The Department of Health and Social Care (DHSC) has sent a letter to medicines and medical device companies to give advice and warnings on what to expect from the end of 2020.
From 23:00 on 31 December 2020, the UK will no longer be part of the EU Single Market and Customs Union; the Brexit Transition Period (TP) ends without extension. DHSC’s letter says:
“This will mean new border and customs procedures apply, regardless of whether the UK and EU agree the ambitious free trade agreement that the Government is seeking to negotiate. The Government has already announced it will implement new border controls in three stages leading up to full implementation in July 2021 with further detail set out in the Border Operating Model, published on 13 July.”
Despite the Government’s published intentions, the letter does not seek to reassure companies a trading deal will be reached with the EU by this date. Instead, the letter focusses on encouraging readiness for a number of outcomes by preparing several plans.
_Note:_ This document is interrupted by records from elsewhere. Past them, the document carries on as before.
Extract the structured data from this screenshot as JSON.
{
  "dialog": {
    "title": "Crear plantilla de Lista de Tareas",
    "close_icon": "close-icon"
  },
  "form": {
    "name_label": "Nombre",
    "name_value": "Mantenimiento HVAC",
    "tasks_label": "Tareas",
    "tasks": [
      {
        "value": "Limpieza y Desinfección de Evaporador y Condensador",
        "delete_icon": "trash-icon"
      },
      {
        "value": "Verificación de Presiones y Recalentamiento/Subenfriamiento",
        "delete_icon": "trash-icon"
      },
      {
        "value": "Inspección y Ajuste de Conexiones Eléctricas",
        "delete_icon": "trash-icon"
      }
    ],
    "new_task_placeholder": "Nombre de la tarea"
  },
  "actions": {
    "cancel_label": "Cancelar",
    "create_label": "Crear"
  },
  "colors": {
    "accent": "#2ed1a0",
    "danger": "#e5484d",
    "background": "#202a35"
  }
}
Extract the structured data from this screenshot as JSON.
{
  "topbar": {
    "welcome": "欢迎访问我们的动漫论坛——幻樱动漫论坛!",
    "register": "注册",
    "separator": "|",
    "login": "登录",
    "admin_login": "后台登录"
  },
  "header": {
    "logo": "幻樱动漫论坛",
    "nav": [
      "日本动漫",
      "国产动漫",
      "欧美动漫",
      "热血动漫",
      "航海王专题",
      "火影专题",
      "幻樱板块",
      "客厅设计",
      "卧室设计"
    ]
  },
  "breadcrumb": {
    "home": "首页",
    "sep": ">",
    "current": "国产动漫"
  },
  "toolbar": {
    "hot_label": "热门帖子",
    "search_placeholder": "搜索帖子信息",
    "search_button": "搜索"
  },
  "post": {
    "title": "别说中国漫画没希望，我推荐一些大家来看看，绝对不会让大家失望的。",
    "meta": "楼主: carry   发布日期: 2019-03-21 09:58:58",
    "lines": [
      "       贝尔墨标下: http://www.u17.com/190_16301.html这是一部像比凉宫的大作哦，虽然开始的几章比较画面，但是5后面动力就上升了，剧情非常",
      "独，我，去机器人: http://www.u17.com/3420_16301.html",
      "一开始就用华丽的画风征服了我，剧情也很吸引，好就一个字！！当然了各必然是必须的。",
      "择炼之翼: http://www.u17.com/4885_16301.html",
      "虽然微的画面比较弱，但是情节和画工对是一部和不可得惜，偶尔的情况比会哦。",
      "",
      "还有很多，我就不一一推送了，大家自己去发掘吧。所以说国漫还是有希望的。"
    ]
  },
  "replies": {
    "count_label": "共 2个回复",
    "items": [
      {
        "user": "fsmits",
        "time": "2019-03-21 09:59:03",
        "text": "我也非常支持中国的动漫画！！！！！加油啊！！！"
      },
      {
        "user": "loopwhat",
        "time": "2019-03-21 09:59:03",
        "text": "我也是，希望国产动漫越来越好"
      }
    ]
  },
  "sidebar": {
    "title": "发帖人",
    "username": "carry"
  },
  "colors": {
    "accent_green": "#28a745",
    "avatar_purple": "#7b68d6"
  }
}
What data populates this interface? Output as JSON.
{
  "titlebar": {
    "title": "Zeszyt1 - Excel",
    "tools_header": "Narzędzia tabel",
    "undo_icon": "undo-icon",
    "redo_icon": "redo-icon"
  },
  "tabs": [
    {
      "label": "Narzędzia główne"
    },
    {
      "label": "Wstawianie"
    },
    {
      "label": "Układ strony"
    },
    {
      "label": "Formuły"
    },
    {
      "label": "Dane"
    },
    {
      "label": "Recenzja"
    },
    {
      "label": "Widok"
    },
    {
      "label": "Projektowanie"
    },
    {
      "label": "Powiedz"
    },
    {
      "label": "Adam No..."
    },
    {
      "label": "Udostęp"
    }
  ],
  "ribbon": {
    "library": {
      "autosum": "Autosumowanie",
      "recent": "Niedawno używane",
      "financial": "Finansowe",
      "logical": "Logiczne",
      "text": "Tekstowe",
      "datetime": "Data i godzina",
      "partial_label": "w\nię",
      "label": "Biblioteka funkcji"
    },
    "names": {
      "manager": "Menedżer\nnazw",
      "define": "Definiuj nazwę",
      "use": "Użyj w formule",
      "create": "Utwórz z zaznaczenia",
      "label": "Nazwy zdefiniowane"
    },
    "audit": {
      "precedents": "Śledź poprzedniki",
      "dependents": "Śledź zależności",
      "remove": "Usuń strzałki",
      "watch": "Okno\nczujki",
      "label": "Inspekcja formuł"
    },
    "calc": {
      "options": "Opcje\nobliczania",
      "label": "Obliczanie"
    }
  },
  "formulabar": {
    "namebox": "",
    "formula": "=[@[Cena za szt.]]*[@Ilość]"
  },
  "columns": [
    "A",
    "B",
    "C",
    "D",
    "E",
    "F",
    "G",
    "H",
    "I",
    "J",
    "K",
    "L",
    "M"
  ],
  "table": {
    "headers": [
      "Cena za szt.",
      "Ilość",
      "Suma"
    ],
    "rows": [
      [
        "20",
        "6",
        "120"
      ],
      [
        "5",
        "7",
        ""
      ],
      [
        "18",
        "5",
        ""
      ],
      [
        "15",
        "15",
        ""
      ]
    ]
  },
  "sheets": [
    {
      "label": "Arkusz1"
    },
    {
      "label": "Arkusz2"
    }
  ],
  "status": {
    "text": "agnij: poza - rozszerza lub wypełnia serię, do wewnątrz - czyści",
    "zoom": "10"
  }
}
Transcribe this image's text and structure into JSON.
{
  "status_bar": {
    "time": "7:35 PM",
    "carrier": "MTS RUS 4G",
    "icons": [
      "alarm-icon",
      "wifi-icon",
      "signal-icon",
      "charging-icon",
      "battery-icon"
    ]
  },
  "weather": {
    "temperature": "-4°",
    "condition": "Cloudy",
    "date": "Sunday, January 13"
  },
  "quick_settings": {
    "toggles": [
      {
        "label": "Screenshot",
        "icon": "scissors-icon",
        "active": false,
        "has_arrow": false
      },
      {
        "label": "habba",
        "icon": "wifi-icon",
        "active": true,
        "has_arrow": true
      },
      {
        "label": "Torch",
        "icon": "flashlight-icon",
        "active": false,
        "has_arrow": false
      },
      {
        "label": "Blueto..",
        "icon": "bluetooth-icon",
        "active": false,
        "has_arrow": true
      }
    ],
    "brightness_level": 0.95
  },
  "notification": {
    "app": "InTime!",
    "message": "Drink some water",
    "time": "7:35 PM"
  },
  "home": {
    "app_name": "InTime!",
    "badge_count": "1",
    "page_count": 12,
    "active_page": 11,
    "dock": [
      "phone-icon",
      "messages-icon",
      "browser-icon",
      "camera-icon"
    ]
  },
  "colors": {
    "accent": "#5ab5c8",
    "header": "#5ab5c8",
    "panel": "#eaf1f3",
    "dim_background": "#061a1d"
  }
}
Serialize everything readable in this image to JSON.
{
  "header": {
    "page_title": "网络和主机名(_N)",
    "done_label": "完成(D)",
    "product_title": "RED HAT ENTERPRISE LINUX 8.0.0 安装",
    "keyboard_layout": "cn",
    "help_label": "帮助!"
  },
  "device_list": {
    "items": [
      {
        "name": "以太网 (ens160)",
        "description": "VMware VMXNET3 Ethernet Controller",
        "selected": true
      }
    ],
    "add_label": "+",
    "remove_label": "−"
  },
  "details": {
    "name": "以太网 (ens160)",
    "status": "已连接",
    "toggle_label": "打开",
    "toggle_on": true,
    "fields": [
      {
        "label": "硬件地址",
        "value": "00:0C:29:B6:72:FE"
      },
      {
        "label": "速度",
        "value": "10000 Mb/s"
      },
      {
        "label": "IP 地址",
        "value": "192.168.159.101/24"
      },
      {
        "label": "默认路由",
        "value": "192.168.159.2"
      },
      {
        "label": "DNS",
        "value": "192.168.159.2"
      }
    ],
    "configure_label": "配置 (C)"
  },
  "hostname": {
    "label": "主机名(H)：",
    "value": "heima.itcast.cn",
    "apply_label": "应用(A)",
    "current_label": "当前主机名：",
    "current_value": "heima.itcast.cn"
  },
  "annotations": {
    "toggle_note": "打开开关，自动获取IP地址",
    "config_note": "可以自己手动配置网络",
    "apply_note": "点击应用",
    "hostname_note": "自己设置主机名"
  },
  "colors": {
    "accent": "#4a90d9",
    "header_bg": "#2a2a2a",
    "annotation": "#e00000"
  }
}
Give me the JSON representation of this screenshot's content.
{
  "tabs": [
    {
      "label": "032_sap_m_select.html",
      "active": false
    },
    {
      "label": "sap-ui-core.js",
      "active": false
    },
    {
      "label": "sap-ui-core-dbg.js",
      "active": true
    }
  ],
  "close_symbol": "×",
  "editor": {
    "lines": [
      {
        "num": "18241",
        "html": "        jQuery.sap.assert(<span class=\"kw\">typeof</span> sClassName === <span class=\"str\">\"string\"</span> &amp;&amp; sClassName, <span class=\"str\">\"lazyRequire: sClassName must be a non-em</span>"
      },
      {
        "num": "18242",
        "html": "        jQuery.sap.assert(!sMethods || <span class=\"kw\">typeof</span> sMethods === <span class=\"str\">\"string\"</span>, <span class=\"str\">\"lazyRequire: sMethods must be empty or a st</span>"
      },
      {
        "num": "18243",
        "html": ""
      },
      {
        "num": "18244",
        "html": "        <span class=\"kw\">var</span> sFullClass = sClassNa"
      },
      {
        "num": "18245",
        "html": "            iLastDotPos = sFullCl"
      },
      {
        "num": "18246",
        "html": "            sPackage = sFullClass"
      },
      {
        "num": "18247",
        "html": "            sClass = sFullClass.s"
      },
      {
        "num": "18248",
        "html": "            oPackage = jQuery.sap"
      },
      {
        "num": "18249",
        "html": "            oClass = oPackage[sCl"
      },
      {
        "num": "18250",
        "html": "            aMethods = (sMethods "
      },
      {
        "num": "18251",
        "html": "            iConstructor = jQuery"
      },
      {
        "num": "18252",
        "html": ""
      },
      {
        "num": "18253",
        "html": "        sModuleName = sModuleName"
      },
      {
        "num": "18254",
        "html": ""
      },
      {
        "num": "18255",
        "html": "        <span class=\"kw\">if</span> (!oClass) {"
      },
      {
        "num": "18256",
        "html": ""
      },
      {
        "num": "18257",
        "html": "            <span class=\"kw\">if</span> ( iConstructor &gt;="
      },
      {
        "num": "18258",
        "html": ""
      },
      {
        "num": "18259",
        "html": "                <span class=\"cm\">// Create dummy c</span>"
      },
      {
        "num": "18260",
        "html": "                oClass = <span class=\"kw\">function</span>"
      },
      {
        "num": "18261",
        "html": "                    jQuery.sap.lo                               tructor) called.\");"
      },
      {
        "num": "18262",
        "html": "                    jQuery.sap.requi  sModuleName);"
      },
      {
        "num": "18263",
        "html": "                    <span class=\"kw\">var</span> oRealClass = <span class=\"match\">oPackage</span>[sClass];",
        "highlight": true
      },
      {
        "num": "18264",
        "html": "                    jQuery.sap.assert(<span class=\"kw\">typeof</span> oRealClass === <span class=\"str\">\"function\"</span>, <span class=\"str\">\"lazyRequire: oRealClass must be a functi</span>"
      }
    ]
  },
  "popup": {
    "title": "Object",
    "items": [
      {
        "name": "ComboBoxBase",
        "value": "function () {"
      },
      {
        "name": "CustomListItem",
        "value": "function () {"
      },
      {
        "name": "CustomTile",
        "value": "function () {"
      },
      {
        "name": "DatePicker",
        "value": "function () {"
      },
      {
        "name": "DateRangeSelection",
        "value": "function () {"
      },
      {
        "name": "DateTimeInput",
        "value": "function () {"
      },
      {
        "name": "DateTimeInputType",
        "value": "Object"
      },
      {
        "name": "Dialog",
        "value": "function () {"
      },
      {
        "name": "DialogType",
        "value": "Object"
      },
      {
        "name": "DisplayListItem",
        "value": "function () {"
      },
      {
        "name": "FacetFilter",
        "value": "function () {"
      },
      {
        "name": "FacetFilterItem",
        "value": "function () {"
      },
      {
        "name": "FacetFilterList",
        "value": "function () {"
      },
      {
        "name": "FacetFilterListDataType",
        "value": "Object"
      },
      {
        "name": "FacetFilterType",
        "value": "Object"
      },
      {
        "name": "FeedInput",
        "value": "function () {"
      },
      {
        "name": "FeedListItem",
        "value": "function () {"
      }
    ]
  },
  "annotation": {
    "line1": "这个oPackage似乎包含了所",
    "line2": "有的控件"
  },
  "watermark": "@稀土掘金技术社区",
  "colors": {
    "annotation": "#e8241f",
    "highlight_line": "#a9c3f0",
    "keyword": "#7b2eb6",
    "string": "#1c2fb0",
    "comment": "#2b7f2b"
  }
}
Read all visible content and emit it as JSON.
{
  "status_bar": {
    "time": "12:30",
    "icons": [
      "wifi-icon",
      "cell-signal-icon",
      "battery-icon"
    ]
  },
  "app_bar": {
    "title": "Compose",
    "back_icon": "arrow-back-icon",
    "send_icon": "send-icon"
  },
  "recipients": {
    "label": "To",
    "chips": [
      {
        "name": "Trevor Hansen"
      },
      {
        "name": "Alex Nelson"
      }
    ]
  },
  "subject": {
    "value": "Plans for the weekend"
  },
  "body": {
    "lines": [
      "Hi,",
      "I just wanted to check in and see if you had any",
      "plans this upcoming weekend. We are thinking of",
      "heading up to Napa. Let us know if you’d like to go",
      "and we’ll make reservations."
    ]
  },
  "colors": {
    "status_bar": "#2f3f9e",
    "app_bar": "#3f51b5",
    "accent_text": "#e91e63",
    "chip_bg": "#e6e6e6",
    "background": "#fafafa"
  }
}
Companies are encouraged to re-route supply chains away from likely areas of congestion and delay, namely the “short-straits” (between Calais/Dunkirk/Coquelles and Dover/Folkestone).
DHSC also asks that companies work to support the Government’s ‘trader readiness’ activities, based around helping retailers and suppliers operate post-Brexit. For medicines and medical devices, this will mean responding to Government requests for information in a timely manner, for example in controlled drugs and cold-chain logistics.
Among other requests, the letter asks companies to build up stockpiles of medicines as done in 2019 and early 2020 (later depleted during COVID-19).
For more detail, read the letter in full here.